### Problem to work on
What is needed is a word-for-word copy of every record below, minus the pictures.

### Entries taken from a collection

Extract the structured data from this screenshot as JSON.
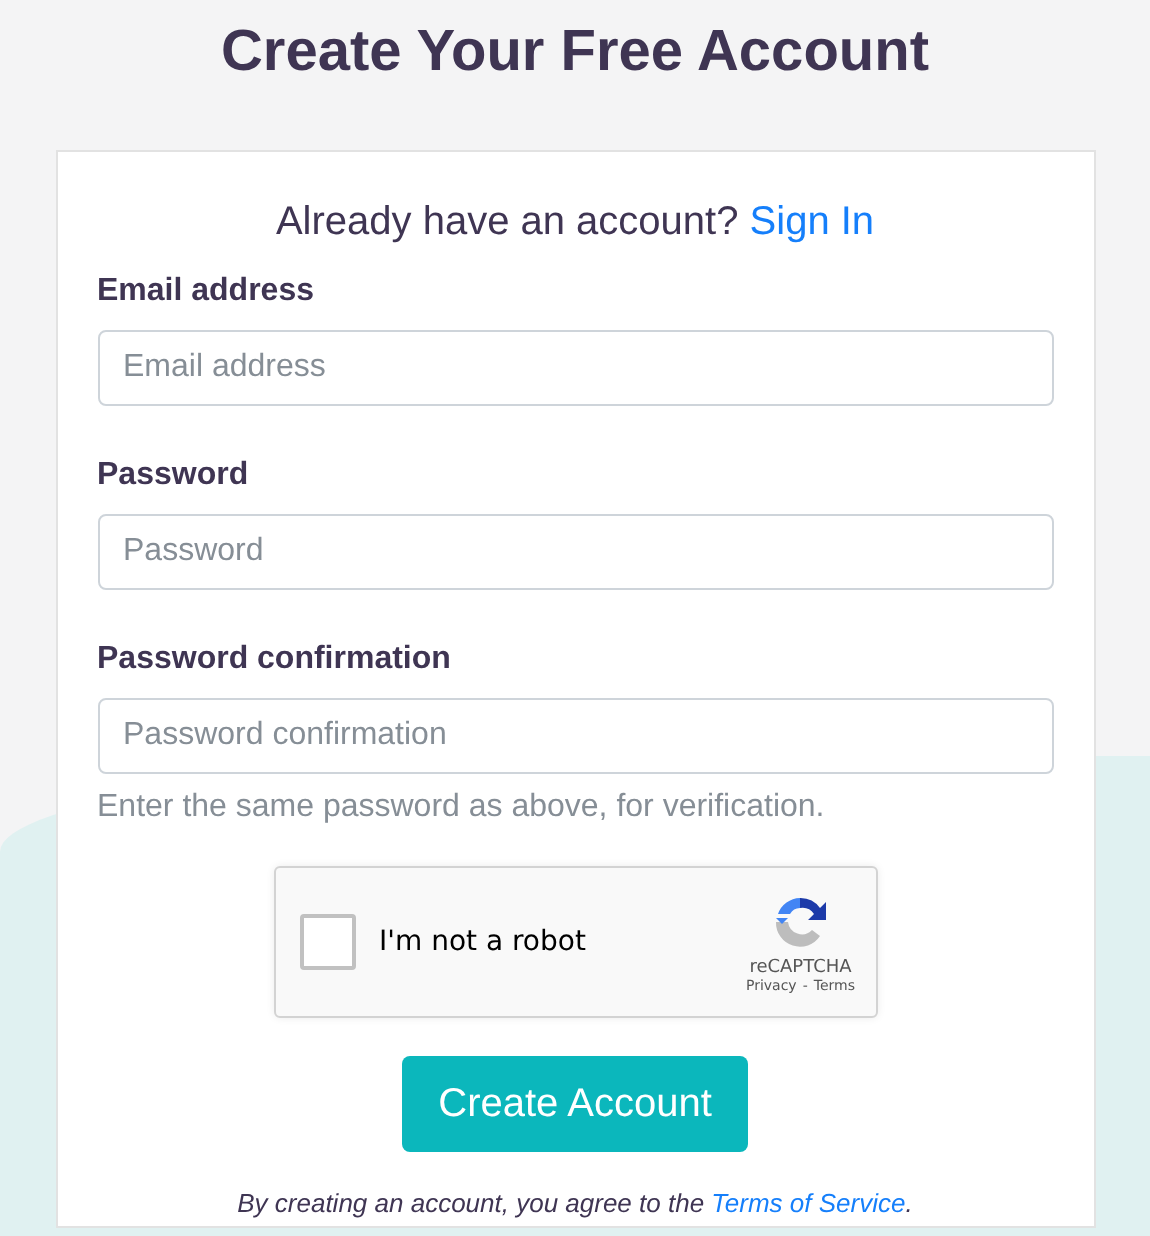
{
  "title": "Create Your Free Account",
  "signin": {
    "prompt": "Already have an account?",
    "link": "Sign In"
  },
  "fields": [
    {
      "label": "Email address",
      "placeholder": "Email address"
    },
    {
      "label": "Password",
      "placeholder": "Password"
    },
    {
      "label": "Password confirmation",
      "placeholder": "Password confirmation",
      "help": "Enter the same password as above, for verification."
    }
  ],
  "captcha": {
    "checked": false,
    "label": "I'm not a robot",
    "brand": "reCAPTCHA",
    "privacy": "Privacy",
    "separator": "-",
    "terms": "Terms"
  },
  "submit": "Create Account",
  "agreement": {
    "prefix": "By creating an account, you agree to the",
    "link": "Terms of Service",
    "suffix": "."
  }
}
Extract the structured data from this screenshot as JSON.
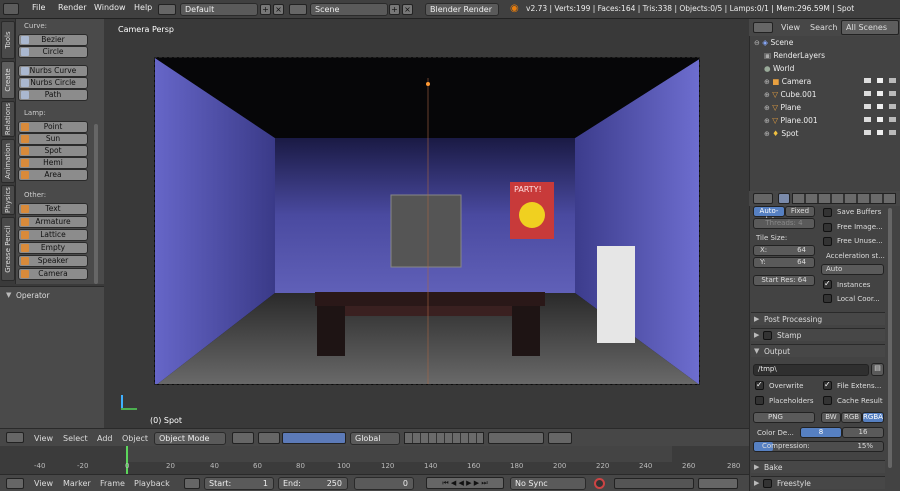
{
  "topbar": {
    "menus": [
      "File",
      "Render",
      "Window",
      "Help"
    ],
    "layout": "Default",
    "scene": "Scene",
    "engine": "Blender Render",
    "stats": "v2.73 | Verts:199 | Faces:164 | Tris:338 | Objects:0/5 | Lamps:0/1 | Mem:296.59M | Spot"
  },
  "tabs": [
    "Tools",
    "Create",
    "Relations",
    "Animation",
    "Physics",
    "Grease Pencil"
  ],
  "tools": {
    "curve_label": "Curve:",
    "curve": [
      "Bezier",
      "Circle"
    ],
    "surface": [
      "Nurbs Curve",
      "Nurbs Circle",
      "Path"
    ],
    "lamp_label": "Lamp:",
    "lamp": [
      "Point",
      "Sun",
      "Spot",
      "Hemi",
      "Area"
    ],
    "other_label": "Other:",
    "other": [
      "Text",
      "Armature",
      "Lattice",
      "Empty",
      "Speaker",
      "Camera"
    ],
    "operator": "Operator"
  },
  "viewport": {
    "title": "Camera Persp",
    "object": "(0) Spot",
    "poster": "PARTY!"
  },
  "header3d": {
    "menus": [
      "View",
      "Select",
      "Add",
      "Object"
    ],
    "mode": "Object Mode",
    "orient": "Global"
  },
  "timeline": {
    "ticks": [
      "-40",
      "-20",
      "0",
      "20",
      "40",
      "60",
      "80",
      "100",
      "120",
      "140",
      "160",
      "180",
      "200",
      "220",
      "240",
      "260",
      "280"
    ],
    "menus": [
      "View",
      "Marker",
      "Frame",
      "Playback"
    ],
    "start_label": "Start:",
    "start": "1",
    "end_label": "End:",
    "end": "250",
    "current": "0",
    "sync": "No Sync"
  },
  "outliner": {
    "tabs": [
      "View",
      "Search",
      "All Scenes"
    ],
    "items": [
      "Scene",
      "RenderLayers",
      "World",
      "Camera",
      "Cube.001",
      "Plane",
      "Plane.001",
      "Spot"
    ]
  },
  "props": {
    "autodet": "Auto-det",
    "fixed": "Fixed",
    "threads": "Threads:",
    "threads_val": "4",
    "tile_size": "Tile Size:",
    "x_label": "X:",
    "x_val": "64",
    "y_label": "Y:",
    "y_val": "64",
    "start_res": "Start Res: 64",
    "save_buffers": "Save Buffers",
    "free_image": "Free Image...",
    "free_unused": "Free Unuse...",
    "accel": "Acceleration st...",
    "accel_val": "Auto",
    "instances": "Instances",
    "local_coords": "Local Coor...",
    "post": "Post Processing",
    "stamp": "Stamp",
    "output": "Output",
    "path": "/tmp\\",
    "overwrite": "Overwrite",
    "file_ext": "File Extens...",
    "placeholders": "Placeholders",
    "cache_result": "Cache Result",
    "format": "PNG",
    "bw": "BW",
    "rgb": "RGB",
    "rgba": "RGBA",
    "color_depth": "Color De...",
    "d8": "8",
    "d16": "16",
    "compression": "Compression:",
    "compression_val": "15%",
    "bake": "Bake",
    "freestyle": "Freestyle"
  }
}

### Answer box
Extract the structured data from this screenshot as JSON.
{
  "title": "Create Your Free Account",
  "signin": {
    "prompt": "Already have an account?",
    "link": "Sign In"
  },
  "fields": [
    {
      "label": "Email address",
      "placeholder": "Email address"
    },
    {
      "label": "Password",
      "placeholder": "Password"
    },
    {
      "label": "Password confirmation",
      "placeholder": "Password confirmation",
      "help": "Enter the same password as above, for verification."
    }
  ],
  "captcha": {
    "checked": false,
    "label": "I'm not a robot",
    "brand": "reCAPTCHA",
    "privacy": "Privacy",
    "separator": "-",
    "terms": "Terms"
  },
  "submit": "Create Account",
  "agreement": {
    "prefix": "By creating an account, you agree to the",
    "link": "Terms of Service",
    "suffix": "."
  }
}
Extract the structured data from this screenshot as JSON.
{
  "topbar": {
    "menus": [
      "File",
      "Render",
      "Window",
      "Help"
    ],
    "layout": "Default",
    "scene": "Scene",
    "engine": "Blender Render",
    "stats": "v2.73 | Verts:199 | Faces:164 | Tris:338 | Objects:0/5 | Lamps:0/1 | Mem:296.59M | Spot"
  },
  "tabs": [
    "Tools",
    "Create",
    "Relations",
    "Animation",
    "Physics",
    "Grease Pencil"
  ],
  "tools": {
    "curve_label": "Curve:",
    "curve": [
      "Bezier",
      "Circle"
    ],
    "surface": [
      "Nurbs Curve",
      "Nurbs Circle",
      "Path"
    ],
    "lamp_label": "Lamp:",
    "lamp": [
      "Point",
      "Sun",
      "Spot",
      "Hemi",
      "Area"
    ],
    "other_label": "Other:",
    "other": [
      "Text",
      "Armature",
      "Lattice",
      "Empty",
      "Speaker",
      "Camera"
    ],
    "operator": "Operator"
  },
  "viewport": {
    "title": "Camera Persp",
    "object": "(0) Spot",
    "poster": "PARTY!"
  },
  "header3d": {
    "menus": [
      "View",
      "Select",
      "Add",
      "Object"
    ],
    "mode": "Object Mode",
    "orient": "Global"
  },
  "timeline": {
    "ticks": [
      "-40",
      "-20",
      "0",
      "20",
      "40",
      "60",
      "80",
      "100",
      "120",
      "140",
      "160",
      "180",
      "200",
      "220",
      "240",
      "260",
      "280"
    ],
    "menus": [
      "View",
      "Marker",
      "Frame",
      "Playback"
    ],
    "start_label": "Start:",
    "start": "1",
    "end_label": "End:",
    "end": "250",
    "current": "0",
    "sync": "No Sync"
  },
  "outliner": {
    "tabs": [
      "View",
      "Search",
      "All Scenes"
    ],
    "items": [
      "Scene",
      "RenderLayers",
      "World",
      "Camera",
      "Cube.001",
      "Plane",
      "Plane.001",
      "Spot"
    ]
  },
  "props": {
    "autodet": "Auto-det",
    "fixed": "Fixed",
    "threads": "Threads:",
    "threads_val": "4",
    "tile_size": "Tile Size:",
    "x_label": "X:",
    "x_val": "64",
    "y_label": "Y:",
    "y_val": "64",
    "start_res": "Start Res: 64",
    "save_buffers": "Save Buffers",
    "free_image": "Free Image...",
    "free_unused": "Free Unuse...",
    "accel": "Acceleration st...",
    "accel_val": "Auto",
    "instances": "Instances",
    "local_coords": "Local Coor...",
    "post": "Post Processing",
    "stamp": "Stamp",
    "output": "Output",
    "path": "/tmp\\",
    "overwrite": "Overwrite",
    "file_ext": "File Extens...",
    "placeholders": "Placeholders",
    "cache_result": "Cache Result",
    "format": "PNG",
    "bw": "BW",
    "rgb": "RGB",
    "rgba": "RGBA",
    "color_depth": "Color De...",
    "d8": "8",
    "d16": "16",
    "compression": "Compression:",
    "compression_val": "15%",
    "bake": "Bake",
    "freestyle": "Freestyle"
  }
}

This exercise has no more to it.